JAMAL SIMS: I was literally speechless, because there was so much attention to detail in the animation in terms of movement. Like, things that I would not have imagined that they would capture — those nuances that [I thought] nobody's going to understand: that snap, or her little look. I mean, it was captured. Or the hair flick, or whatever — it was in there. And the appreciation for what we did, the animators really took full responsibility for showing it on screen. And it came out, and I was just floored. It was beyond what I thought it was going to be.
And then for Kai, since it sounds like you were really involved in the animation coming together, what were your first thoughts when you saw a finished product after all of your work?

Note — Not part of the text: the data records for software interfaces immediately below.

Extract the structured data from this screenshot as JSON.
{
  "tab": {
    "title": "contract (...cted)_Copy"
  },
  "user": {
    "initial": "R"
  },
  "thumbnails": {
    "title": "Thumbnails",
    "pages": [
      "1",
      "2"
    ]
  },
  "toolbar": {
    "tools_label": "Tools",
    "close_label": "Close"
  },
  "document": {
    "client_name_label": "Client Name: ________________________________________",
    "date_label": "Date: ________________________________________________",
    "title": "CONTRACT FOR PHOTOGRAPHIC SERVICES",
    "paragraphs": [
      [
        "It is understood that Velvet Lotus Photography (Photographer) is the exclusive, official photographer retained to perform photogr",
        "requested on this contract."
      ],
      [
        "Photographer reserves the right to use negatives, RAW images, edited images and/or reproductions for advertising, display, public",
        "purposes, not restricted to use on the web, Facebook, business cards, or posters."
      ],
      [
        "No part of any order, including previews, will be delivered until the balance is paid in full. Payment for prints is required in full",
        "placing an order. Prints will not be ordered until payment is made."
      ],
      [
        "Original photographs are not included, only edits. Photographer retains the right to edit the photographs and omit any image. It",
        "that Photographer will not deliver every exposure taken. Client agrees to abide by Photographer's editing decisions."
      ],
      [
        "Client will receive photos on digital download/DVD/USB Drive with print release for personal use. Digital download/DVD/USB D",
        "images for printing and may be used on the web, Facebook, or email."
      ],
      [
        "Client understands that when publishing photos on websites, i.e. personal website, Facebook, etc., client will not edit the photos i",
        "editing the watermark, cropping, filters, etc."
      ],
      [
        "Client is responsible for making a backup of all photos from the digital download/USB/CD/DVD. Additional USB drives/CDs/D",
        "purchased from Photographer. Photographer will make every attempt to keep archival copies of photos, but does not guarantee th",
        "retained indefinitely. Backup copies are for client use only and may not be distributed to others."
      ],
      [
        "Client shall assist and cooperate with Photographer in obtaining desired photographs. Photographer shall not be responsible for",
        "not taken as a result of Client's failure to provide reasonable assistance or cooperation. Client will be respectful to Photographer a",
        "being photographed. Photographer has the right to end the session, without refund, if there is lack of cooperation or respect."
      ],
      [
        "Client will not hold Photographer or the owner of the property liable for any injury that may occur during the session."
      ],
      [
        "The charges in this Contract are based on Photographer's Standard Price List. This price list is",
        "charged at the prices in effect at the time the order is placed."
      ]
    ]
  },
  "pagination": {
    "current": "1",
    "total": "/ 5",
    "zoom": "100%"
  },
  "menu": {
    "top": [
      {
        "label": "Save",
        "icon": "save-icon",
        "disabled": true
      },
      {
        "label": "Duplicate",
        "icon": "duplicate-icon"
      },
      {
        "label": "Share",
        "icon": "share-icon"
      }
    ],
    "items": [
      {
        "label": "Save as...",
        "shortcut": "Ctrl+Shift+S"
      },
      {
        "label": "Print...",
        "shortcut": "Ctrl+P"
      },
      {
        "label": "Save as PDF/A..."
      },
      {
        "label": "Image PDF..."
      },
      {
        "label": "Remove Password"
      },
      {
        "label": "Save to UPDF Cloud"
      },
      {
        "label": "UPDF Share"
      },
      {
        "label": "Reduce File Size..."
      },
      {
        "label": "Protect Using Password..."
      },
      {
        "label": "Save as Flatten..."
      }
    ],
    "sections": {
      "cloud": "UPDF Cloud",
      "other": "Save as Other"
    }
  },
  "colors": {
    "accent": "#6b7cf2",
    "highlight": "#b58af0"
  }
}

KAI MARTINEZ: I didn't know what to expect coming in working with the animators. I had never done that before, so at first I was a little timid. I didn't know how far we could push it, how precise we could actually get. You think animation — cartoons. Maybe it's like a reference of what the movement should be like. But can they really get it precise? And I think after the first scene that we did, I saw how we were able to push it. And I realized that the animators were as meticulous about the anatomy and body movement as dancers are. I remember Renato [dos Anjos, head of animation] saying, “Isabela's leg is turned out too much.” And I was like, “What? You saw that? That's crazy.” So that got me excited. So once I realized I could push it, we were going in. We were very diligent.
And then to see — because I saw the animation side. I didn't see it with the lighting, and the hair, and the texture. I didn't see much of the finished product until the premiere. And so when I saw it at the premiere, I was like, “I feel like I'm seeing people.” It feels so realistic, and it's just seamless, the transitions between the musical pieces and all that. So amazing.
For both of you, what do you hope audiences take away from Encanto?
JAMAL SIMS: Oh, gosh. I just hope people understand this family dynamic. Because I'm in love with my family. And I think something that really isn't represented today is the understanding that everyone plays an integral part of the family dynamic. The family wouldn't be the same without that one person. Everybody adds their own thing that makes this unit. And I was just so happy to see this idea and this concept being brought to life, and the fact that we don't have a princess, and we don't have a prince. These are just people that love each other, and the dynamics that happen with that. And we're not perfect, but we're perfect for us. That's the message I take away, because I just love family so much.
KAI MARTINEZ: Same, same. Being Colombian American, it's been a dream seeing my culture represented on a platform like Disney. And the idea of family is a universal ideal that we can all take from it. I also love that a new generation of young children, of people, are being exposed to Colombian culture in a positive light. It's beautiful to see the music, the culture, and the people — the diversity of people, and the diversity of our food, and all that. And I love the way it was done, because it doesn't isolate anyone. Because the message of the story is universal. It's a story about love. It's a story about family. It's a story about understanding your own magic. And I think that's something we can all relate to.
Many of the family members in Encanto have a power, and a corresponding room that showcases their power. What do you think your power would be, and what would your room look like?
KAI MARTINEZ: You know, I've thought about this. I would want to be able to just create music to whatever I was feeling. And my room would be bold. It would be colorful. it would just have music. You would see the music.
JAMAL SIMS: She took mine! She literally took mine, and that is not fair. I should've gone first, because that was my answer. [LAUGHS]
KAI MARTINEZ: For real?
JAMAL SIMS: That was my answer. I promise you.
KAI MARTINEZ: [LAUGHS]
Maybe you could share a room.
JAMAL SIMS: OK. All right. [LAUGHS]
Be sure to catch all the family dynamics and choreography in Walt Disney Animation Studios’ Encanto, now streaming on Disney+.